Soil organic C (SOC) levels were determined to a depth of 100 cm for the nine units designated on a 1957 1:20000 soil map of Barrow, AK prepared by J.V. Drew. The legend was updated by converting Drew's map units into the recently adopted Gelisol order in U.S. soil taxonomy and field verified. The SOC varied from 2.5 kg m−3 in modern beach sediments to >73 kg m−3 in Typic Sapristels in high-centered, ice-wedge polygons developed in reworked organic-rich lake sediments. The SOC averaged 50 kg m−3 for the entire 64-km2 area (excluding open water). Considerable variability in SOC exists within individual soil map units.
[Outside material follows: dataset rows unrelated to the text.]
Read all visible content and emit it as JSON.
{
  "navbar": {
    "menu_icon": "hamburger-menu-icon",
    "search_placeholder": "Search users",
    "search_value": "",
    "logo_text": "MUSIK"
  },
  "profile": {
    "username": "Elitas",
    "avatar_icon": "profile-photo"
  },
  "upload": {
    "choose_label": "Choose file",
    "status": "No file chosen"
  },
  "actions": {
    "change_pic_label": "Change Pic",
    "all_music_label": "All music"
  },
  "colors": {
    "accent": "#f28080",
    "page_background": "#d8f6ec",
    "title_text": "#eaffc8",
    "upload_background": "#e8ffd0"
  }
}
For example, SOC levels in a Typic Aquiturbel (formerly classified as a Meadow Tundra, Normal Phase soil) ranged from 24 to 109 kg m−3 Substantial variation in SOC occurs within individual patterned-ground units. For a high-centered, ice-wedge polygon with a diameter of 15 m, SOC levels are 24, 32, and 64 kg m−3 for the wedge trough, rim, and center, respectively. In a low-centered, ice-wedge polygon, SOC levels are 28 and 83 kg m−3 for the trough and center. The variation in SOC within soil map units and individual patterned-ground units is due primarily to differences in the amount of ground ice. Active-layer thickness varies within and between soil map units, ranging from 31 cm in Typic Sapristels to >100 cm in modern beach sediments. About 47% of the SOC in the upper meter of soil was in the active layer at the time of sampling; the remainder occurring in frozen ground, much of it meeting the definition of permafrost. Some of the SOC originates from past reworking of organic-rich lake sediments. Carbon stocks in near-surface permafrost may be of global significance and should be inventoried in other tundra regions.Please view the pdf by using the Full Text (PDF) link under 'View' to the left.
Copyright © 1999.